COVID-19 Employment Law

Employer responsibilities under the Florida Domestic Violence Leave Law

In what the United Nations has described as a “shadow pandemic,” the reported cases of domestic abuse have risen by at least 20% since COVID-19 started and is likely much higher because of unreported cases. As employers welcome staff back to the workplace, they should be aware of potential domestic violence issues and the Florida Domestic Violence Leave Law. This Statute applies to businesses that employ 50 or more employees and to employees who have been employed by the employer for three or more months.

The law protects a worker’s job if the worker needs time off because of domestic violence. Specifically, the law allows an employee up to three working days of leave from work in any 12- month period if the employee or a family or household member of an employee is the victim of domestic violence or sexual violence. An employer retains the ability to decide if the time off is paid or unpaid leave. The requested leave may be used to:

  • Seek a court order against domestic or sexual violence.
  • Obtain medical care or mental health counseling needed because of domestic violence.
  • Obtain services from a victim services organization.
  • Make the employee’s home secure from the perpetrator or to seek new housing to escape the perpetrator.
  • Meet with an attorney or attend court related to domestic or sexual violence.

While an employer must comply with the Domestic Violence Leave Law, the law also affords several significant rights and protections to an employer. First, an employee is required to provide an employer with “appropriate advance notice” of the intention to take leave unless
doing so would result in “imminent danger to the health and safety of the employee.” Second, an employer has the right to request “sufficient documentation of the act of domestic violence or sexual violence” from the employee. Finally, an employee has the right to require an employee to use any available vacation, personal, or sick leave before granting leave under the Domestic Violence Leave Law.

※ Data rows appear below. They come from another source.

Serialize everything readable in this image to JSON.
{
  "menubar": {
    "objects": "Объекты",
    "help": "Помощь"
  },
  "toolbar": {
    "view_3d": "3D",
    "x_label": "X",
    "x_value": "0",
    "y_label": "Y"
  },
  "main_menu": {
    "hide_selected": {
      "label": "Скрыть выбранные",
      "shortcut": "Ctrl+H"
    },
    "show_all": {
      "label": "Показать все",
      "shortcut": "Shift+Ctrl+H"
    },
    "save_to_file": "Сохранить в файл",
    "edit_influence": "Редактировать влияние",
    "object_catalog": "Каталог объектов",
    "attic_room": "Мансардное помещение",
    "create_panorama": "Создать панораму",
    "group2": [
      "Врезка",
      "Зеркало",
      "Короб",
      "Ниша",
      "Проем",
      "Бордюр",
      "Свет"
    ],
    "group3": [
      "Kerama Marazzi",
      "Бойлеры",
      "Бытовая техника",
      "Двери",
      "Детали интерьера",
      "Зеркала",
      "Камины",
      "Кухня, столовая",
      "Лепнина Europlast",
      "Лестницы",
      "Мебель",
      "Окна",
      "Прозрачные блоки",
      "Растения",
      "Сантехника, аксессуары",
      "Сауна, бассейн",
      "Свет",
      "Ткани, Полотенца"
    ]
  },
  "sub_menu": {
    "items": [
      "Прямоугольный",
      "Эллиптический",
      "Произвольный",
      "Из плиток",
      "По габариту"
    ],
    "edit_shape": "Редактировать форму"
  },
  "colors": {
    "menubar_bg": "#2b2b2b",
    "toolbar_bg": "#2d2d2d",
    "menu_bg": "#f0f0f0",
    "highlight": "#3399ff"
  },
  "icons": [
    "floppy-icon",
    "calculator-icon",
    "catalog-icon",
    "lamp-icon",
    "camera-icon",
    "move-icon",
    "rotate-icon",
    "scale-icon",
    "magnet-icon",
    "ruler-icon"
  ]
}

COVID-19 Employment Law

Employee mental health concerns for businesses reopening from COVID-19

As we all cope with the COVID-19 pandemic, feelings of anxiety, sadness, and fear are commonplace.

Pandemic-related factors that may add to a workers’ stress, are sundry, but may include fears regarding health or job security.

A proactive response to employee mental health needs is not only prudent for continued business operations, but may also be necessary to remain compliant with Occupational Health and Safety (OSHA) and the Americans with Disabilities Act (ADA).

The Occupational Safety and Health Administration (OSHA) guidelines, for example, indicate that mental illness can be considered work-related if an employee “voluntarily provides the employer with an opinion from a physician or other licensed health-care professional with appropriate training and experience stating” as such. If an employee’s mental health issues are deemed work-related it can have serious consequences for the employer.

In a recent article published in the Daily Business Review and, attorney Jeffrey Lieser discussed employer considerations regarding the impact of COVID 19 on employee mental health. In the article, Mr. Lieser reviews OSHA guidelines and ADA requirements that employers may have to address and presents suggestions to employers on employee mental health issues in the COVID-19 workplace.


COVID-19 Employment Law

What if Employees Are Scared to Return to Work During COVID Reopening?

The last thing a business owner needs right now is a labor dispute with an employee.

The current situation makes that a possibility.

Things are starting to return to normal. Businesses are reopening. Millions of companies have received Payroll Protection Program loans and need to use the majority of those funds quickly for payroll in order to obtain loan forgiveness.

But what if an employee does not want to return to work due to fear of contracting the Coronavirus?

In last Friday’s Tampa Bay Business Journal, LSA attorneys, Alissa Kranz and Jeff Lieser analyzed three scenarios that employers may face in the weeks ahead.

In addition to Coronavirus concerns, some employees may be satisfied with their unemployment benefits. However, they may not realize that, generally, refusing to return to work can result in such benefits being cut off.

Employers should consider counseling their employees accordingly and following the guidance in today’s article, including: documenting communications with employees, understanding current leave laws, accommodating employees with disabilities when it would not result in an undue burden on the company, and following federal, state, and local recommendations and guidelines on how to reduce exposure to

Read the full article on the Tampa Bay Business Journal. (subscription required).

Employment Law

Fighting a Non-Compete Employment Agreement in Florida

Non-Compete Employment AgreementWhat do you do if you signed a non-compete agreement with your employer in Florida and now want to go to work for a competitor of your employer?  Many people believe that if an employer forces an employee to sign a non-compete agreement as a condition of employment, the agreement is unenforceable.  That is not true in Florida because such agreements are presumed by law to be valid.  However, that does not mean you have no ability to defeat the agreement in the event your former employer tries to enforce it.  There are several potential arguments one may be able to make.

Material Breach by Employer

One argument is that the employer somehow materially breached the employment contract.  For example, if the employer did not fulfill its obligations to the employee with regard to such items as compensation, insurance, etc., then the employee could argue that the non-compete provisions should not be enforced.